Items from an interface collection
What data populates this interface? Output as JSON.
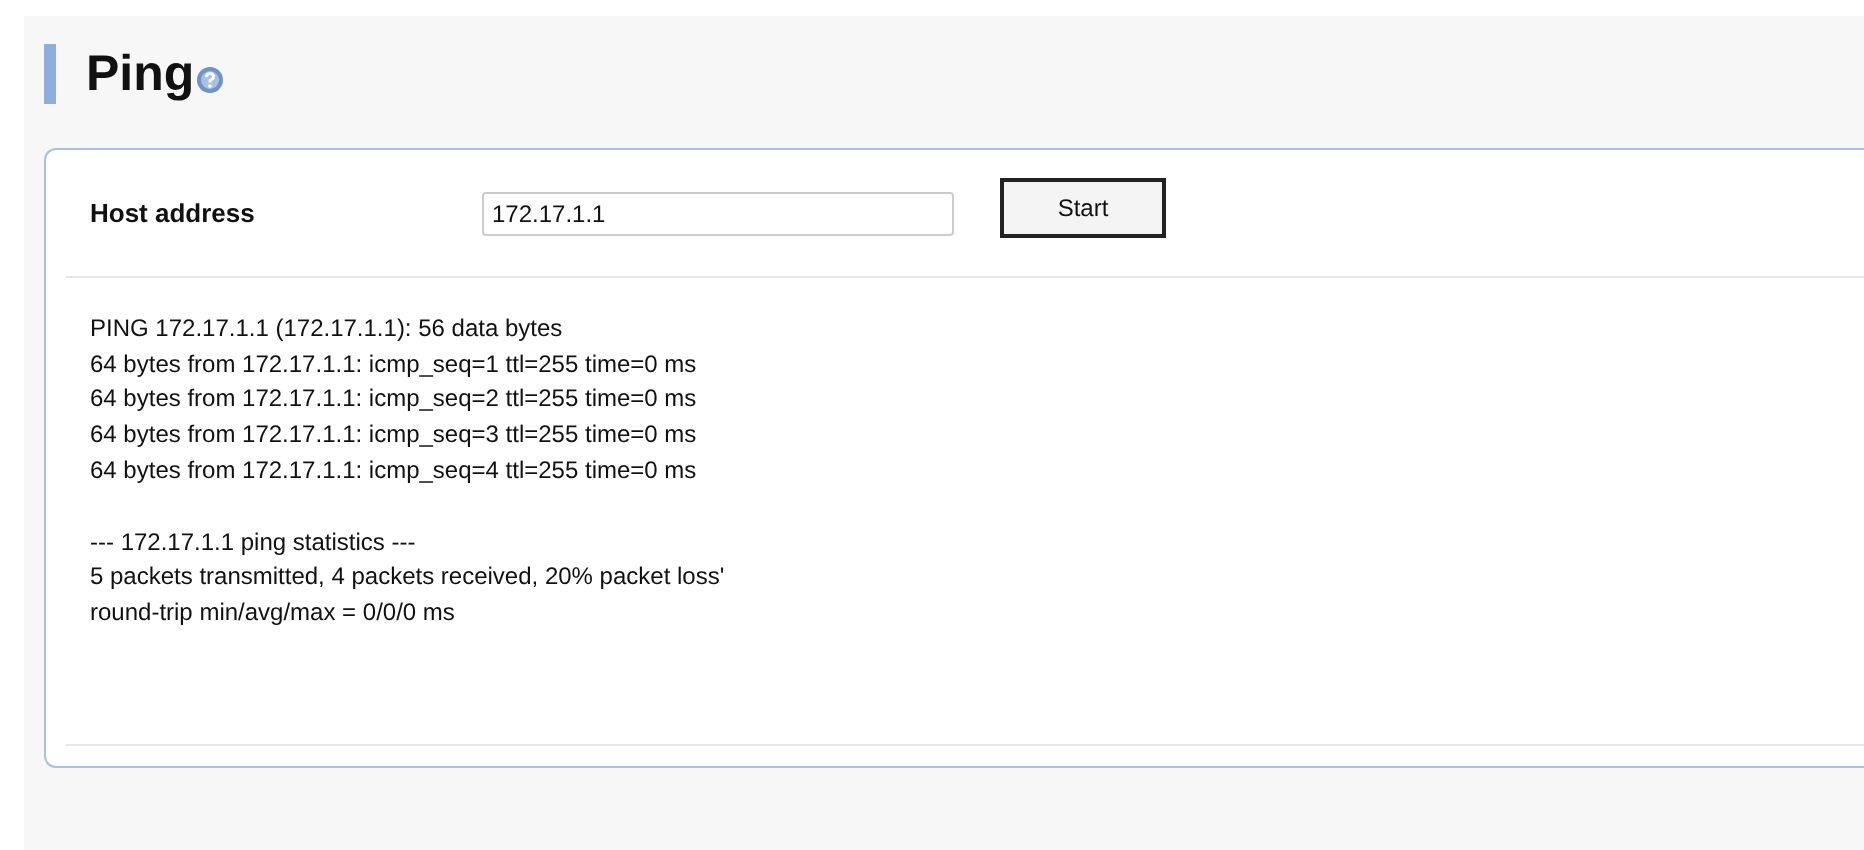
{
  "page": {
    "title": "Ping"
  },
  "host": {
    "label": "Host address",
    "value": "172.17.1.1",
    "button": "Start"
  },
  "output": {
    "reply_lines": [
      "PING 172.17.1.1 (172.17.1.1): 56 data bytes",
      "64 bytes from 172.17.1.1: icmp_seq=1 ttl=255 time=0 ms",
      "64 bytes from 172.17.1.1: icmp_seq=2 ttl=255 time=0 ms",
      "64 bytes from 172.17.1.1: icmp_seq=3 ttl=255 time=0 ms",
      "64 bytes from 172.17.1.1: icmp_seq=4 ttl=255 time=0 ms"
    ],
    "statistics_lines": [
      "--- 172.17.1.1 ping statistics ---",
      "5 packets transmitted, 4 packets received, 20% packet loss'",
      "round-trip min/avg/max = 0/0/0 ms"
    ]
  }
}
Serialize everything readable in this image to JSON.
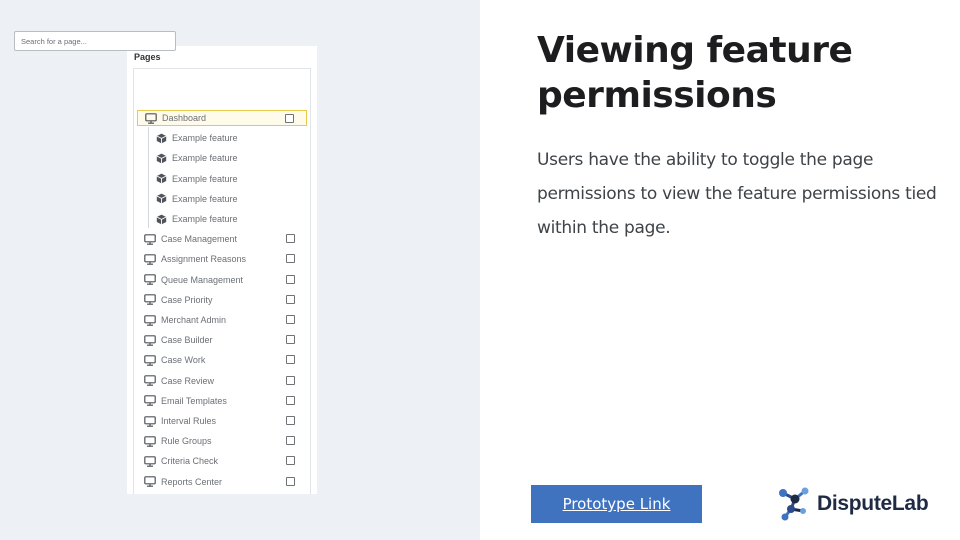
{
  "pages_panel": {
    "title": "Pages",
    "search_placeholder": "Search for a page...",
    "items": [
      {
        "label": "Dashboard",
        "type": "page",
        "selected": true,
        "icon": "monitor-icon"
      },
      {
        "label": "Example feature",
        "type": "feature",
        "icon": "cube-icon"
      },
      {
        "label": "Example feature",
        "type": "feature",
        "icon": "cube-icon"
      },
      {
        "label": "Example feature",
        "type": "feature",
        "icon": "cube-icon"
      },
      {
        "label": "Example feature",
        "type": "feature",
        "icon": "cube-icon"
      },
      {
        "label": "Example feature",
        "type": "feature",
        "icon": "cube-icon"
      },
      {
        "label": "Case Management",
        "type": "page",
        "icon": "monitor-icon"
      },
      {
        "label": "Assignment Reasons",
        "type": "page",
        "icon": "monitor-icon"
      },
      {
        "label": "Queue Management",
        "type": "page",
        "icon": "monitor-icon"
      },
      {
        "label": "Case Priority",
        "type": "page",
        "icon": "monitor-icon"
      },
      {
        "label": "Merchant Admin",
        "type": "page",
        "icon": "monitor-icon"
      },
      {
        "label": "Case Builder",
        "type": "page",
        "icon": "monitor-icon"
      },
      {
        "label": "Case Work",
        "type": "page",
        "icon": "monitor-icon"
      },
      {
        "label": "Case Review",
        "type": "page",
        "icon": "monitor-icon"
      },
      {
        "label": "Email Templates",
        "type": "page",
        "icon": "monitor-icon"
      },
      {
        "label": "Interval Rules",
        "type": "page",
        "icon": "monitor-icon"
      },
      {
        "label": "Rule Groups",
        "type": "page",
        "icon": "monitor-icon"
      },
      {
        "label": "Criteria Check",
        "type": "page",
        "icon": "monitor-icon"
      },
      {
        "label": "Reports Center",
        "type": "page",
        "icon": "monitor-icon"
      }
    ]
  },
  "slide": {
    "heading": "Viewing feature permissions",
    "body": "Users have the ability to toggle the page permissions to view the feature permissions tied within the page.",
    "button_label": "Prototype  Link",
    "logo_text": "DisputeLab"
  },
  "colors": {
    "accent_button": "#3f73bf",
    "selected_highlight": "#e9c94d",
    "left_background": "#edf0f4"
  }
}
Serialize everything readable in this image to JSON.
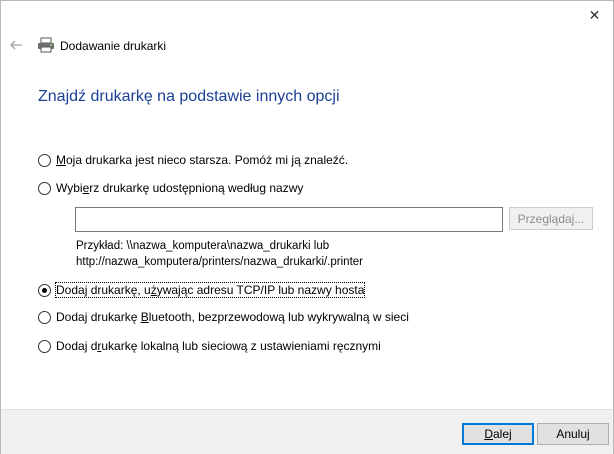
{
  "window": {
    "close_glyph": "✕",
    "header_title": "Dodawanie drukarki"
  },
  "page": {
    "title": "Znajdź drukarkę na podstawie innych opcji"
  },
  "options": [
    {
      "pre": "",
      "accel": "M",
      "post": "oja drukarka jest nieco starsza. Pomóż mi ją znaleźć.",
      "checked": false
    },
    {
      "pre": "Wybi",
      "accel": "e",
      "post": "rz drukarkę udostępnioną według nazwy",
      "checked": false
    },
    {
      "pre": "Dodaj drukarkę, u",
      "accel": "ż",
      "post": "ywając adresu TCP/IP lub nazwy hosta",
      "checked": true
    },
    {
      "pre": "Dodaj drukarkę ",
      "accel": "B",
      "post": "luetooth, bezprzewodową lub wykrywalną w sieci",
      "checked": false
    },
    {
      "pre": "Dodaj d",
      "accel": "r",
      "post": "ukarkę lokalną lub sieciową z ustawieniami ręcznymi",
      "checked": false
    }
  ],
  "shared_printer": {
    "input_value": "",
    "browse_label": "Przeglądaj...",
    "example_line1": "Przykład: \\\\nazwa_komputera\\nazwa_drukarki lub",
    "example_line2": "http://nazwa_komputera/printers/nazwa_drukarki/.printer"
  },
  "footer": {
    "next_accel": "D",
    "next_rest": "alej",
    "cancel_label": "Anuluj"
  },
  "colors": {
    "title_blue": "#1b3f94",
    "default_button_border": "#0078d7",
    "footer_bg": "#f0f0f0"
  }
}
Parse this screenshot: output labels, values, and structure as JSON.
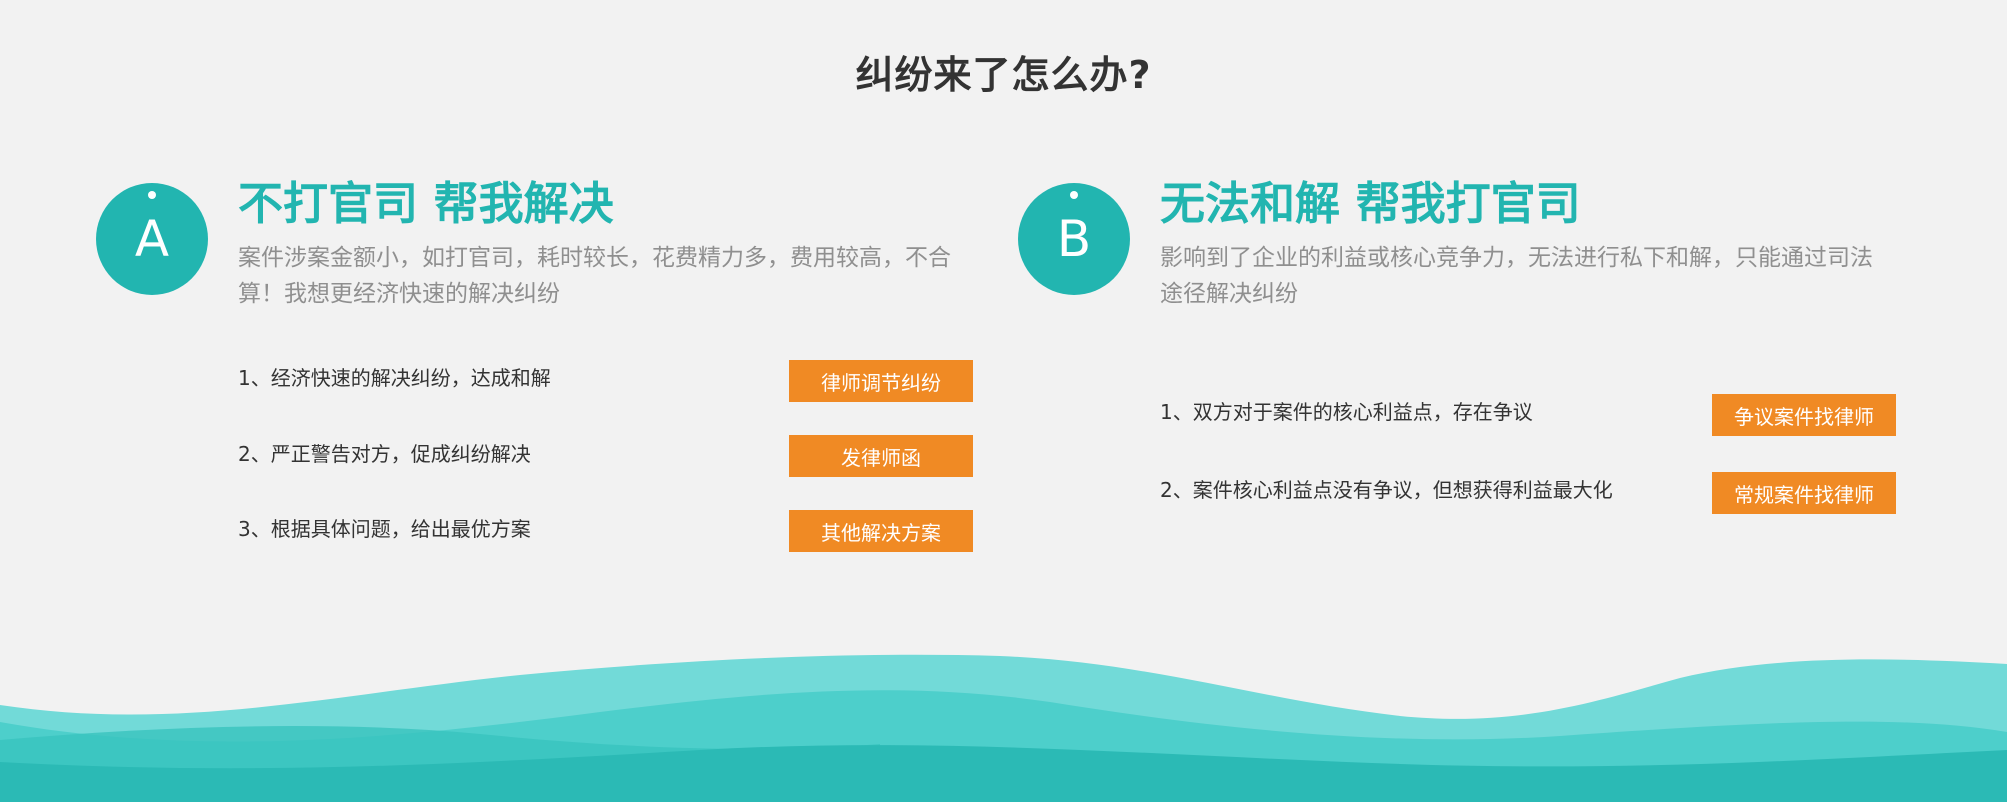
{
  "page": {
    "title": "纠纷来了怎么办?"
  },
  "colors": {
    "teal": "#22b5b0",
    "orange": "#f08a24",
    "text_dark": "#333333",
    "text_gray": "#8f8f8f"
  },
  "options": [
    {
      "letter": "A",
      "heading": "不打官司 帮我解决",
      "description": "案件涉案金额小，如打官司，耗时较长，花费精力多，费用较高，不合算！我想更经济快速的解决纠纷",
      "items": [
        {
          "text": "1、经济快速的解决纠纷，达成和解",
          "button": "律师调节纠纷"
        },
        {
          "text": "2、严正警告对方，促成纠纷解决",
          "button": "发律师函"
        },
        {
          "text": "3、根据具体问题，给出最优方案",
          "button": "其他解决方案"
        }
      ]
    },
    {
      "letter": "B",
      "heading": "无法和解 帮我打官司",
      "description": "影响到了企业的利益或核心竞争力，无法进行私下和解，只能通过司法途径解决纠纷",
      "items": [
        {
          "text": "1、双方对于案件的核心利益点，存在争议",
          "button": "争议案件找律师"
        },
        {
          "text": "2、案件核心利益点没有争议，但想获得利益最大化",
          "button": "常规案件找律师"
        }
      ]
    }
  ]
}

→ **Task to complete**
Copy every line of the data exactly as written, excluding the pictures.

→ **Response area**
What data populates this interface? Output as JSON.
{
  "page": {
    "title": "Ping"
  },
  "host": {
    "label": "Host address",
    "value": "172.17.1.1",
    "button": "Start"
  },
  "output": {
    "reply_lines": [
      "PING 172.17.1.1 (172.17.1.1): 56 data bytes",
      "64 bytes from 172.17.1.1: icmp_seq=1 ttl=255 time=0 ms",
      "64 bytes from 172.17.1.1: icmp_seq=2 ttl=255 time=0 ms",
      "64 bytes from 172.17.1.1: icmp_seq=3 ttl=255 time=0 ms",
      "64 bytes from 172.17.1.1: icmp_seq=4 ttl=255 time=0 ms"
    ],
    "statistics_lines": [
      "--- 172.17.1.1 ping statistics ---",
      "5 packets transmitted, 4 packets received, 20% packet loss'",
      "round-trip min/avg/max = 0/0/0 ms"
    ]
  }
}
Serialize everything readable in this image to JSON.
{
  "pages_panel": {
    "title": "Pages",
    "search_placeholder": "Search for a page...",
    "items": [
      {
        "label": "Dashboard",
        "type": "page",
        "selected": true,
        "icon": "monitor-icon"
      },
      {
        "label": "Example feature",
        "type": "feature",
        "icon": "cube-icon"
      },
      {
        "label": "Example feature",
        "type": "feature",
        "icon": "cube-icon"
      },
      {
        "label": "Example feature",
        "type": "feature",
        "icon": "cube-icon"
      },
      {
        "label": "Example feature",
        "type": "feature",
        "icon": "cube-icon"
      },
      {
        "label": "Example feature",
        "type": "feature",
        "icon": "cube-icon"
      },
      {
        "label": "Case Management",
        "type": "page",
        "icon": "monitor-icon"
      },
      {
        "label": "Assignment Reasons",
        "type": "page",
        "icon": "monitor-icon"
      },
      {
        "label": "Queue Management",
        "type": "page",
        "icon": "monitor-icon"
      },
      {
        "label": "Case Priority",
        "type": "page",
        "icon": "monitor-icon"
      },
      {
        "label": "Merchant Admin",
        "type": "page",
        "icon": "monitor-icon"
      },
      {
        "label": "Case Builder",
        "type": "page",
        "icon": "monitor-icon"
      },
      {
        "label": "Case Work",
        "type": "page",
        "icon": "monitor-icon"
      },
      {
        "label": "Case Review",
        "type": "page",
        "icon": "monitor-icon"
      },
      {
        "label": "Email Templates",
        "type": "page",
        "icon": "monitor-icon"
      },
      {
        "label": "Interval Rules",
        "type": "page",
        "icon": "monitor-icon"
      },
      {
        "label": "Rule Groups",
        "type": "page",
        "icon": "monitor-icon"
      },
      {
        "label": "Criteria Check",
        "type": "page",
        "icon": "monitor-icon"
      },
      {
        "label": "Reports Center",
        "type": "page",
        "icon": "monitor-icon"
      }
    ]
  },
  "slide": {
    "heading": "Viewing feature permissions",
    "body": "Users have the ability to toggle the page permissions to view the feature permissions tied within the page.",
    "button_label": "Prototype  Link",
    "logo_text": "DisputeLab"
  },
  "colors": {
    "accent_button": "#3f73bf",
    "selected_highlight": "#e9c94d",
    "left_background": "#edf0f4"
  }
}
Serialize everything readable in this image to JSON.
{
  "window": {
    "close_glyph": "✕",
    "header_title": "Dodawanie drukarki"
  },
  "page": {
    "title": "Znajdź drukarkę na podstawie innych opcji"
  },
  "options": [
    {
      "pre": "",
      "accel": "M",
      "post": "oja drukarka jest nieco starsza. Pomóż mi ją znaleźć.",
      "checked": false
    },
    {
      "pre": "Wybi",
      "accel": "e",
      "post": "rz drukarkę udostępnioną według nazwy",
      "checked": false
    },
    {
      "pre": "Dodaj drukarkę, u",
      "accel": "ż",
      "post": "ywając adresu TCP/IP lub nazwy hosta",
      "checked": true
    },
    {
      "pre": "Dodaj drukarkę ",
      "accel": "B",
      "post": "luetooth, bezprzewodową lub wykrywalną w sieci",
      "checked": false
    },
    {
      "pre": "Dodaj d",
      "accel": "r",
      "post": "ukarkę lokalną lub sieciową z ustawieniami ręcznymi",
      "checked": false
    }
  ],
  "shared_printer": {
    "input_value": "",
    "browse_label": "Przeglądaj...",
    "example_line1": "Przykład: \\\\nazwa_komputera\\nazwa_drukarki lub",
    "example_line2": "http://nazwa_komputera/printers/nazwa_drukarki/.printer"
  },
  "footer": {
    "next_accel": "D",
    "next_rest": "alej",
    "cancel_label": "Anuluj"
  },
  "colors": {
    "title_blue": "#1b3f94",
    "default_button_border": "#0078d7",
    "footer_bg": "#f0f0f0"
  }
}
Parse this screenshot: output labels, values, and structure as JSON.
{
  "page": {
    "title": "纠纷来了怎么办?"
  },
  "colors": {
    "teal": "#22b5b0",
    "orange": "#f08a24",
    "text_dark": "#333333",
    "text_gray": "#8f8f8f"
  },
  "options": [
    {
      "letter": "A",
      "heading": "不打官司 帮我解决",
      "description": "案件涉案金额小，如打官司，耗时较长，花费精力多，费用较高，不合算！我想更经济快速的解决纠纷",
      "items": [
        {
          "text": "1、经济快速的解决纠纷，达成和解",
          "button": "律师调节纠纷"
        },
        {
          "text": "2、严正警告对方，促成纠纷解决",
          "button": "发律师函"
        },
        {
          "text": "3、根据具体问题，给出最优方案",
          "button": "其他解决方案"
        }
      ]
    },
    {
      "letter": "B",
      "heading": "无法和解 帮我打官司",
      "description": "影响到了企业的利益或核心竞争力，无法进行私下和解，只能通过司法途径解决纠纷",
      "items": [
        {
          "text": "1、双方对于案件的核心利益点，存在争议",
          "button": "争议案件找律师"
        },
        {
          "text": "2、案件核心利益点没有争议，但想获得利益最大化",
          "button": "常规案件找律师"
        }
      ]
    }
  ]
}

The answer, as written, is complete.